JL: No. I don’t know about all of their religious commitments, but most have a close relationship to Judaism. Amy-Jill Levine, one of the editors, is Orthodox.

CE: Is it aimed at debunking the New Testament?

JL: No, it’s, uh … Jesus and the apostles were very Jewish, and we have lost some of that over the years. These scholars aim to focus our attention back on the particulars of the Jewishness of the New Testament.

CE: What do they say about the resurrection?

JL: That’s not really what this book is about. It looks at the New Testament as a Jewish document, in light of what came before and after. So they look at the role intertestamental Jewish literature plays in the New Testament, draw in the Dead Sea Scrolls, consider Jewish historians, and consult the Talmud.

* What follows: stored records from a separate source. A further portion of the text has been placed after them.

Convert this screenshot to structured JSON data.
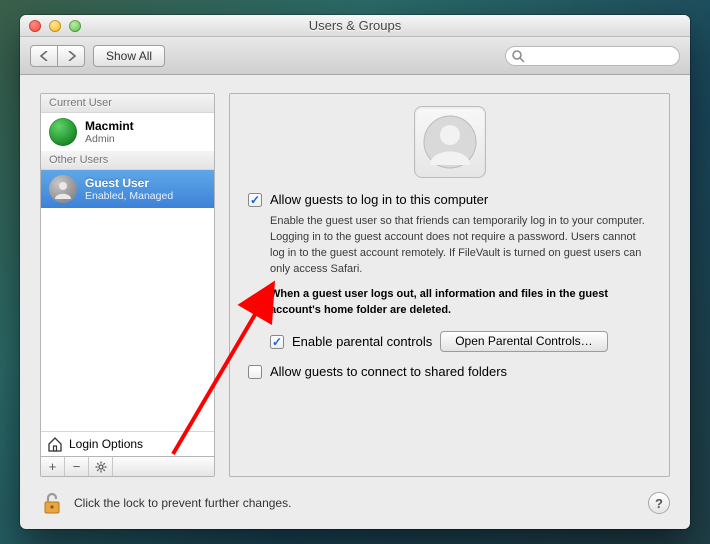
{
  "window_title": "Users & Groups",
  "toolbar": {
    "show_all": "Show All",
    "search_placeholder": ""
  },
  "sidebar": {
    "current_user_header": "Current User",
    "other_users_header": "Other Users",
    "current_user": {
      "name": "Macmint",
      "role": "Admin"
    },
    "guest_user": {
      "name": "Guest User",
      "status": "Enabled, Managed"
    },
    "login_options": "Login Options"
  },
  "main": {
    "allow_login_label": "Allow guests to log in to this computer",
    "allow_login_desc": "Enable the guest user so that friends can temporarily log in to your computer. Logging in to the guest account does not require a password. Users cannot log in to the guest account remotely. If FileVault is turned on guest users can only access Safari.",
    "allow_login_warning": "When a guest user logs out, all information and files in the guest account's home folder are deleted.",
    "parental_label": "Enable parental controls",
    "parental_button": "Open Parental Controls…",
    "shared_folders_label": "Allow guests to connect to shared folders"
  },
  "footer": {
    "lock_text": "Click the lock to prevent further changes."
  }
}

CE: Oh, OK.

That last source, the Talmud, represents the culmination of a revolution in New Testament scholarship, which had previously shied away from the use of the Talmud - and for good reason. The Talmud represents a distillation of rabbinic Judaism compiled in writing several hundred years after the New Testament books took their final forms. Any use of the Talmud in New Testament studies thus introduces serious problems of anachronism - and perhaps other problems as well.

When Peter Schafer, the distinguished professor of Judaic Studies now at Princeton, brought out “Jesus in the Talmud” in 2007, he faced charges of anachronism as well as of accidentally furthering anti-Semitism. Much of what the rabbis say about Jesus in the Talmud is colored by an intervening history of Christian-Jewish conflict and is unflattering, to say the least. But Mr. Schafer’s book seems to have had the effect of permanently opening that can of worms.

Rabbinic Judaism is the form the tradition took well after the fall of Jerusalem’s Second Temple in 70 A.D. Granting that the initial break with the growing Christian movement was not a completely clean one, the temple was the major point of connection between the Jewish Christians and other Jews. After it fell, the two movements eventually separated and clashed as competitors. Generations of Jewish Christians either reverted to Judaism or were absorbed into an increasingly gentile Christianity.

The New Testament tells some, though not all, of the story of this divergence, and we can see traces of it in how the Gospels were composed and edited. With the possible exception of Matthew, they were all likely first written down in Greek, not Hebrew or its close cousin Aramaic, and certain sayings of Jesus are helpfully explained to an otherwise clueless gentile audience. The New Testament is thus a work that began as a loose collection of Jewish literature but became something very different.

Whether that makes the New Testament “important for Judaism” is hard to say. We can say that it is a reliable marker for certain Jewish ideas as they affected one of the many messianic movements in the first century - the only one with any staying power, as it turned out. The scholars of “The Jewish Annotated New Testament” do us a great service by tracing those ideas.

c Jeremy Lott is editor of Real Clear Books and Real Clear Religion.